If/when SPF becomes more popular, we are very likely to provide a mechanism for customers to publish SPF records

With the recent news that Microsoft and SPF join forces, would you consider to use SPF? My domain is suffering a lot from spammers spoofing my domain, and it’s a pain that I believe SPF will address – to a certain degree, at least.

If I’m DreamHost’s only user who is asking for SPF then I wouldn’t bother with it, but if there is a small crowd then I’d be very interested to be part of a pilot test. The benefits for me are appealing; the drawback is that I’m no MX guru so I’d be at your mercy.

Comments – from Dreamhost as well as from other users??


If you have DNS records you want to publish, we will be happy to publish them for you… however again, we won’t take responsibility for any problems you encounter due to any mistakes on your side, our side, or anyone else’s side.

It also sounds like the new (merged) scheme may be somewhat more complex, though I understand that backwards-compatibility with older versions of SPF is planned.

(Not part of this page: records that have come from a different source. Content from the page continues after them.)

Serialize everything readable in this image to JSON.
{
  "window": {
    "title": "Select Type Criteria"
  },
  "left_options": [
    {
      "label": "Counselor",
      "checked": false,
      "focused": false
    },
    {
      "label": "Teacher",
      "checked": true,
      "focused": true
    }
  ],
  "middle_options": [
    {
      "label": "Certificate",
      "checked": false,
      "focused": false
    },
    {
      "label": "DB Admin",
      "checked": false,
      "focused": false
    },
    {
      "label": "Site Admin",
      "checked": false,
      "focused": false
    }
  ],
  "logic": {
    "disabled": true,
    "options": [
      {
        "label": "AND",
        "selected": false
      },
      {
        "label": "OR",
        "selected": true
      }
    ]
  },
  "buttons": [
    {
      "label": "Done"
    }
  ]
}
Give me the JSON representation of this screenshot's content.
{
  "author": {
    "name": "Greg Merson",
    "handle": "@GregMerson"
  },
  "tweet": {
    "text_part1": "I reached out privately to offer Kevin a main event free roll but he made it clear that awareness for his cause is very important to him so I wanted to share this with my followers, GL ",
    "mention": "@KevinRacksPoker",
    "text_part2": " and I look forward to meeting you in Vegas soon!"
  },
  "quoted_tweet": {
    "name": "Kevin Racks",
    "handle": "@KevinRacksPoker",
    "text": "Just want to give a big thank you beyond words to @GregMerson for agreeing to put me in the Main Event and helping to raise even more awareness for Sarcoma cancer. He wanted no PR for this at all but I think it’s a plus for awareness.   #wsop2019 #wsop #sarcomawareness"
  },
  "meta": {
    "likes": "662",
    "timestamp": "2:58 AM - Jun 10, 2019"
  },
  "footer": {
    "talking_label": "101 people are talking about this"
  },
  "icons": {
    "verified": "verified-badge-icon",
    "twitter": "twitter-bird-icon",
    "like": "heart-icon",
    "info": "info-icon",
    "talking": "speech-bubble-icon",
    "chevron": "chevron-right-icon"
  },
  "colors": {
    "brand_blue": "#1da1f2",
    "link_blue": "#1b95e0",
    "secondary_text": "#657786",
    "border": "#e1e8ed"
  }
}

I honestly don’t think that publishing SPF records will really help you out a whole lot, though… it’s really not something that’s being implemented on inbound mail by very many sites.

On the topic of protecting conatct addresses from email harvesting, you’ll never beat making an image with the address on it, but of course the lack of clickability can put some people off. I’ve used a little bit of javascript on a couple of sites; it seems to be working. I got it here: